This week at the farm was somewhat bittersweet. In the beginning we were handed a beatdown not just by the excessive heat and humidity but with heavy insect pressure as well. On the western front we had cucumber beetles and aphids to contend with on our vine crops, and don’t even get me started about flea beetles on our baby greens on the east side of the farm. After much turmoil the week ended triumphantly with a bountiful harvest of our first homegrown, vine ripened tomatoes.
The heat wave which peaked on Monday just wore us out. While the crew was suffering like crabs in a steamer pot picking our weekly quota of vegetables, once we got to the zucchini and cucumbers we realized we had a problem. Almost overnight there had been an invasion of cucumber beetles and aphids. Apparently the increase in temperatures had played a huge role in this sudden explosion. Now these insect marauders were reaping havoc on all our gorgeous varieties of squash and cucumbers. As Godofredo showed me the plants from the outside, I fancied the beautiful cadmium squash blossoms which we gently lifted and peeked inside. Nothing could have prepared me for what I saw next. I suddenly had the dirty feeling I was peeking into an insect brothel and the inner chamber of the blossom now felt sleezy with its garish goldenrod wallpaper. A horde of cucumber beetles whooping it up and completely indifferent to my presence. Closest to me were a couple engaging in what I’d rather not say and I swear I could see one of them flip me off. I felt like an English King in the television show Vikings, the rows of vegetables my kingdom, the cucumbers and zucchinis my subjects; faced with an invading foe, imminent destruction, and some tough choices.
Our course of action is to concentrate our efforts on saving the newer plants. The older ones will be sacrificed because they are too far gone. The ones yet to be planted will be moved to a section far away from this mayhem. Next year we will make sure to rotate our vine crops to the opposite side of the farm, space our plants a bit further apart to not give these pests carte blanche over the territory, cover the plants at the beginning of the season to create a barrier until they need to be pollinated, and employ more trap crops.
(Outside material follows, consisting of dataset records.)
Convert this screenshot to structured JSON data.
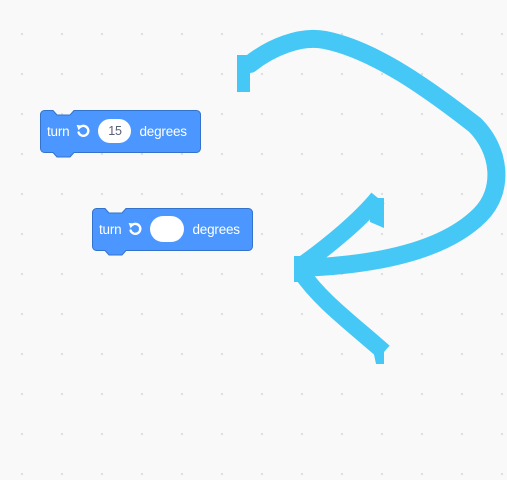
{
  "blocks": [
    {
      "id": "original",
      "label_turn": "turn",
      "icon": "rotate-left-icon",
      "input_value": "15",
      "label_degrees": "degrees",
      "color": "#4C97FF",
      "border_color": "#3373CC"
    },
    {
      "id": "duplicate",
      "label_turn": "turn",
      "icon": "rotate-left-icon",
      "input_value": "",
      "label_degrees": "degrees",
      "color": "#4C97FF",
      "border_color": "#3373CC"
    }
  ],
  "annotation": {
    "icon": "curved-arrow-annotation",
    "color": "#45C8F6"
  }
}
Towards the end of the week we were filling buckets with rainbows of glorious tomatoes. Big and beautiful beefsteak and heirloom slicers of red, green, purple, yellow and pink. We were plucking a ton of orange sungolds, chocolates, and bright red supersweet one hundred cherry tomatoes, using both hands and moving like an old school telephone operator while moving down the row and occasionally popping the sweetest and ripest ones in my mouth. Feeling like we’ve cleared another hurdle and that there is a moral to this week. In farming everyday poses new challenges. Like Cool Hand Luke, you’ve got to keep getting back up to face them. Never give up. Stay the course and your reward will be these plump, juicy vine ripened tomatoes. Have a great week everyone